• Decrease font size
  • Return font size to normal
  • Increase font size
U.S. Department of Health and Human Services

Scientific Publications by FDA Staff

  • Print
  • Share
  • E-mail

Search Publications



Starting Date

Ending Date

Order by

Entry Details

Pediatr Res 2019 Feb;85(3):398-404

A randomized controlled laboratory study on the long-term effects of methylphenidate on cardiovascular function and structure in rhesus monkeys.

Wilkinson JD, Callicott R, Salminen WF, Sandhu SK, Greenhaw J, Paredes A, Davis K, Jones Y, Paule MG, Slikker W Jr, Rusconi PG, Czachor J, Bodien A, Westphal JA, Dauphin DD, Lipshultz SE

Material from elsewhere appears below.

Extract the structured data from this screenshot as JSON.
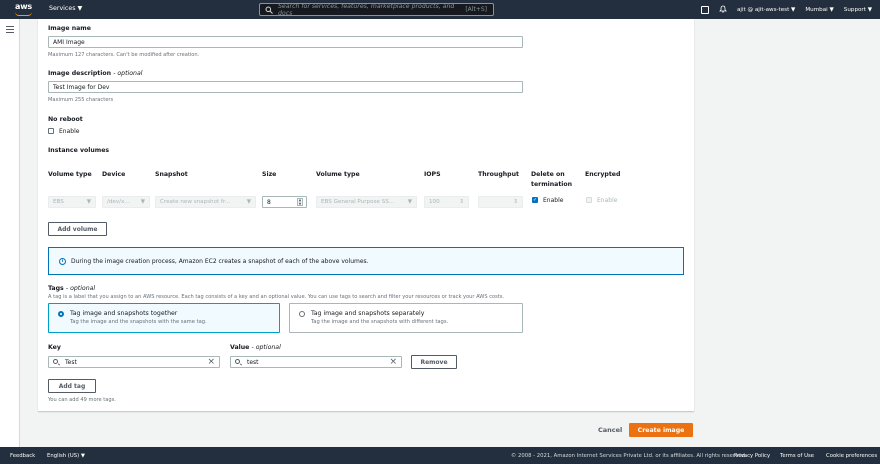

BACKGROUND: Whether long-term methylphenidate (MPH) results in any changes in cardiovascular function or structure can only be properly addressed through a randomized trial using an animal model which permits elevated dosing over an extended period of time. METHODS: We studied 28 male rhesus monkeys (Macaca mulatta) approximately 2 years of age that had been randomly assigned to one of three MPH dosages: vehicle control (0 mg/kg, b.i.d., n = 9), low dose (2.5 mg/kg, b.i.d., n = 9), or high dose (12.5 mg/kg, b.i.d., n = 10). Dosage groups were compared on serum cardiovascular and inflammatory biomarkers, electrocardiograms (ECGs), echocardiograms, myocardial biopsies, and clinical pathology parameters following 5 years of uninterrupted dosing. RESULTS: With the exception of serum myoglobin, there were no statistical differences or apparent dose-response trends in clinical pathology, cardiac inflammatory biomarkers, ECGs, echocardiograms, or myocardial biopsies. The high-dose MPH group had a lower serum myoglobin concentration (979 ng/mL) than either the low-dose group (1882ng/mL) or the control group (2182 ng/mL). The dose response was inversely proportional to dosage (P = .0006). CONCLUSIONS: Although the findings cannot be directly generalized to humans, chronic MPH exposure is unlikely to be associated with increased cardiovascular risk in healthy children.

Category: Journal Article
PubMed ID: #30555154 DOI: 10.1038/s41390-018-0256-9
PubMed Central ID: #PMC6779032
Includes FDA Authors from Scientific Area(s): Toxicological Research
Entry Created: 2018-12-23 Entry Last Modified: 2020-06-14